▶ **Element data from apps and pages**
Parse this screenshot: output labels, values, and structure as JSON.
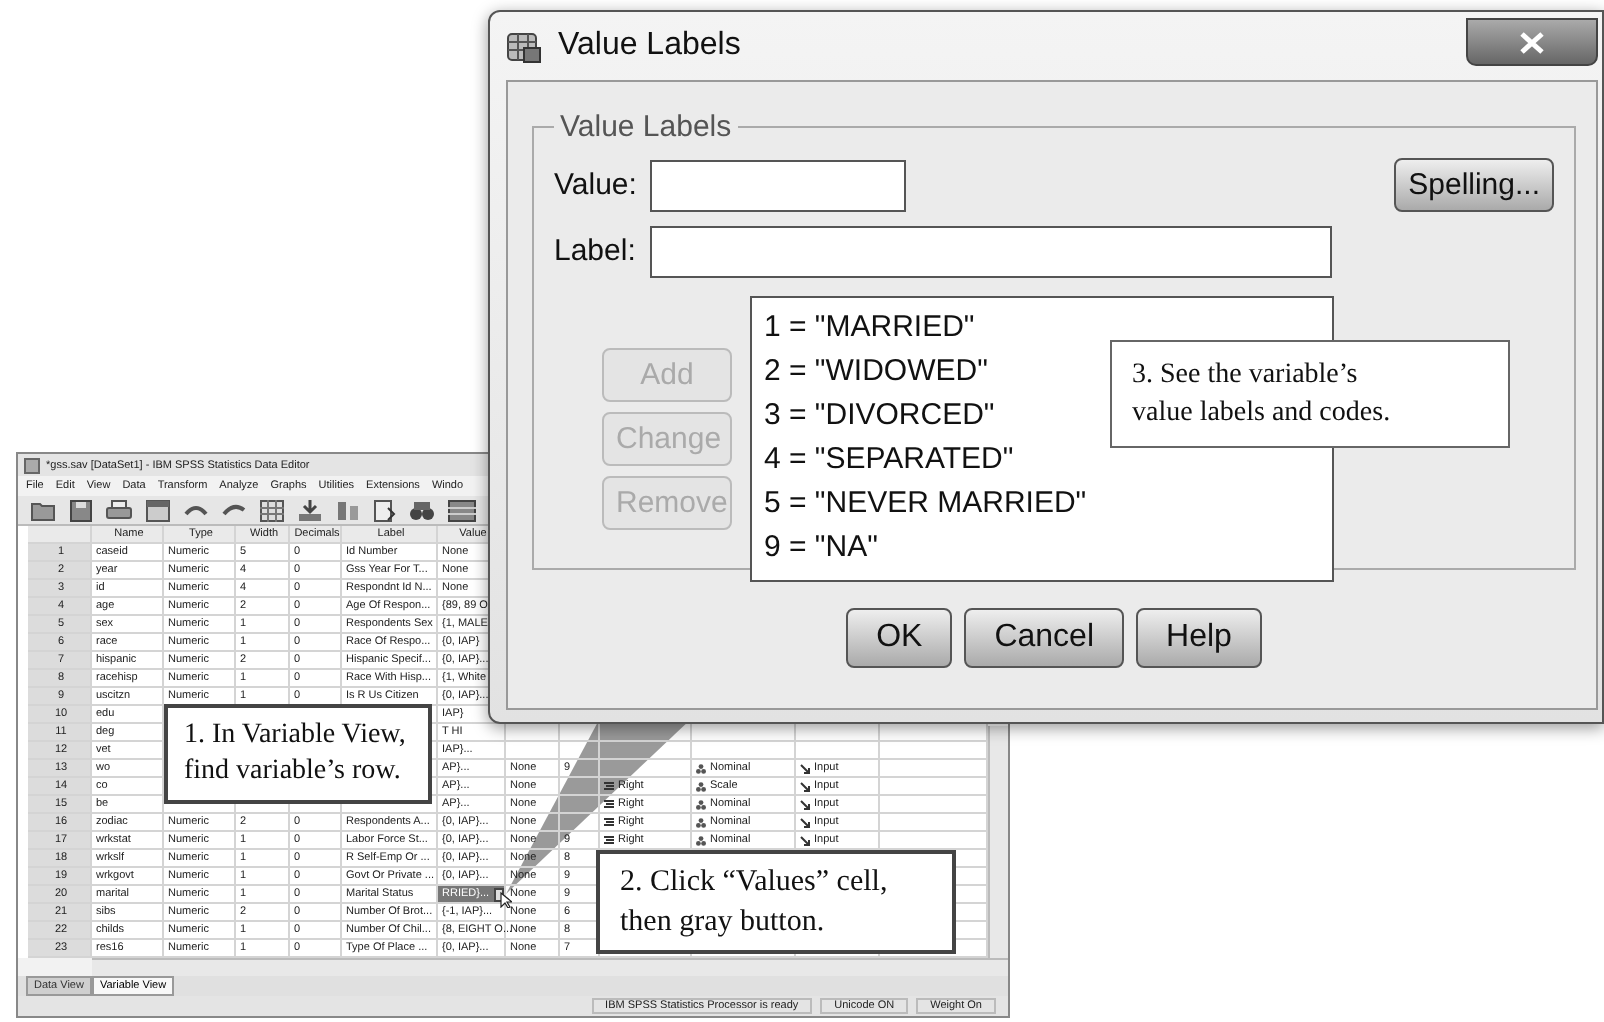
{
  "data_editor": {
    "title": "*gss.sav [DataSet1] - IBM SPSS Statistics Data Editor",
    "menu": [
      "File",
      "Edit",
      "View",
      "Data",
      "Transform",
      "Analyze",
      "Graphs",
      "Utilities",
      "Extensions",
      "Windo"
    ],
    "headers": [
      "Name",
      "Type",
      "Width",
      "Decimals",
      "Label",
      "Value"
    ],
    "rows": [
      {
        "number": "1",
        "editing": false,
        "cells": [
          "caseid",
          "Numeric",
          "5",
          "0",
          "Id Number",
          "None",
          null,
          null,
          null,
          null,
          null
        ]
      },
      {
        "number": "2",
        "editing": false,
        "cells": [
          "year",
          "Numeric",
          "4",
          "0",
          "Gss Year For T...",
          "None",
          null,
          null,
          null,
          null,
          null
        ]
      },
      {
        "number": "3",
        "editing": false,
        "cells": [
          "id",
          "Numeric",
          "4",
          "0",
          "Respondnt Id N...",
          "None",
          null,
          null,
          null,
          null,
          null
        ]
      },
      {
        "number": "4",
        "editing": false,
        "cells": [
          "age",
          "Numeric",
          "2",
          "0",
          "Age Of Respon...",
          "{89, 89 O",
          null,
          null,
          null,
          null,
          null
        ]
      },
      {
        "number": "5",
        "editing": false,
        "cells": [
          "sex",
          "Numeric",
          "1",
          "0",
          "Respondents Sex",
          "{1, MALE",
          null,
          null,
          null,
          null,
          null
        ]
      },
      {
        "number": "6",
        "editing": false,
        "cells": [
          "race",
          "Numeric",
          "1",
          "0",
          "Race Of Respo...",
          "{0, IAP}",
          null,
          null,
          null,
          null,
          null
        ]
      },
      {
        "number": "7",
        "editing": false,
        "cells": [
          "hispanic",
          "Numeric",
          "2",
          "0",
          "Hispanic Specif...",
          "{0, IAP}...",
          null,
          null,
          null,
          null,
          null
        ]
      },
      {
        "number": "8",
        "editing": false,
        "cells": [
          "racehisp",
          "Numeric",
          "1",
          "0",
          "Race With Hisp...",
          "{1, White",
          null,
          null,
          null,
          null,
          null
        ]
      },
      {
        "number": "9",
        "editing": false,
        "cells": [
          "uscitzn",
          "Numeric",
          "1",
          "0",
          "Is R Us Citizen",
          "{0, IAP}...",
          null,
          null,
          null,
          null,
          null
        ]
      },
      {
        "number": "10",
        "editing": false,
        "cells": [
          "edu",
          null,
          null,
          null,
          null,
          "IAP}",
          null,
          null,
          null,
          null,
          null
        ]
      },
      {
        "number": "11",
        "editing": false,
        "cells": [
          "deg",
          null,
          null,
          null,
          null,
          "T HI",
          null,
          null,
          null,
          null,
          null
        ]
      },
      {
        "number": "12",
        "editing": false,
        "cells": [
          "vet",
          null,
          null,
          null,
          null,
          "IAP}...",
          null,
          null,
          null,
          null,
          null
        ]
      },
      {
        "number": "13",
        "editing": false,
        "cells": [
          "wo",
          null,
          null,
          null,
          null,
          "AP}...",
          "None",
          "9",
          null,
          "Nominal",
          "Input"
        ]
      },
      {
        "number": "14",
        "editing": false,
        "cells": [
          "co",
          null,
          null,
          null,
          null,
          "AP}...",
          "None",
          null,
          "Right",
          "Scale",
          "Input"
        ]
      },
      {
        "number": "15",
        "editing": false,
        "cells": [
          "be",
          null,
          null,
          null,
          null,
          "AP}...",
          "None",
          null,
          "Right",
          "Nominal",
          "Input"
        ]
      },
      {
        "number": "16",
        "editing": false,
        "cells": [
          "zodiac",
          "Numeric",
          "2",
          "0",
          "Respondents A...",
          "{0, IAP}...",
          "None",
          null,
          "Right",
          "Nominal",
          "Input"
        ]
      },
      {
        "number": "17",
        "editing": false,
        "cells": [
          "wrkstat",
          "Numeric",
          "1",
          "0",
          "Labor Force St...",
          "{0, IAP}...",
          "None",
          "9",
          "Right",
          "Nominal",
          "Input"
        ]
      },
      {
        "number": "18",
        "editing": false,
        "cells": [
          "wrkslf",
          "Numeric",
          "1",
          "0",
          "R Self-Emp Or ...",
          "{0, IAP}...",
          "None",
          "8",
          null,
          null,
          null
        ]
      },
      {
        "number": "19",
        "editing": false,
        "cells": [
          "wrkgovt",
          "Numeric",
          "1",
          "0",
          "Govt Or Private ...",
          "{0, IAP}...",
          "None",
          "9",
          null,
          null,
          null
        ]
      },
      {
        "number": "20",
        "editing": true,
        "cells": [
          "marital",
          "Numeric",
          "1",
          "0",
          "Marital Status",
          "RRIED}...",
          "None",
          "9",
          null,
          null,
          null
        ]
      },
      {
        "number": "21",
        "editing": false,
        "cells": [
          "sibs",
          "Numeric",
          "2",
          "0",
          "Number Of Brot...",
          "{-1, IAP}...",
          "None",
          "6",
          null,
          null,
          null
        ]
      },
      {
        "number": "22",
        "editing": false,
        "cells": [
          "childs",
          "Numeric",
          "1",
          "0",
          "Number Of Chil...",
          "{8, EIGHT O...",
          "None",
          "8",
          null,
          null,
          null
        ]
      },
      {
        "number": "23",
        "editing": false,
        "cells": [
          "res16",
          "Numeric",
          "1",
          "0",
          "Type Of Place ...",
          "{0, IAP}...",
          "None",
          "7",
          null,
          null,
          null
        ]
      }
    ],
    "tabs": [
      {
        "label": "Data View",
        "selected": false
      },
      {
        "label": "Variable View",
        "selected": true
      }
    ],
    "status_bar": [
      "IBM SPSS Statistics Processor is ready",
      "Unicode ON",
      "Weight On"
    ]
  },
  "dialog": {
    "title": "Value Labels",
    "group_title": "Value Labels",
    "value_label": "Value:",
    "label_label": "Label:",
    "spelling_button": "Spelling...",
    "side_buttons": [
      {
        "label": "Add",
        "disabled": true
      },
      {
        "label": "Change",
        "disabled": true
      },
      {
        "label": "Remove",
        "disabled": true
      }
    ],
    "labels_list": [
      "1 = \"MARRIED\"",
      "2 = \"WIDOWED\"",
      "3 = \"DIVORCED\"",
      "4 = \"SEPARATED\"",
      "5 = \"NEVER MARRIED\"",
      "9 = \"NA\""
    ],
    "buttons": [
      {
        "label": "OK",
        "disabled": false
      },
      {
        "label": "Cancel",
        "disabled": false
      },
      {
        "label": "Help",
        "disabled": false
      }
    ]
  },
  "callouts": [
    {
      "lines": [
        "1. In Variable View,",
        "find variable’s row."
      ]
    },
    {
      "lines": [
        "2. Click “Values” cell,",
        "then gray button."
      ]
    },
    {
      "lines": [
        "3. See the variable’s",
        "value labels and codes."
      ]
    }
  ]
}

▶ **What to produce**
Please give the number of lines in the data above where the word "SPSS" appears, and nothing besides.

▶ **Result for this task**
2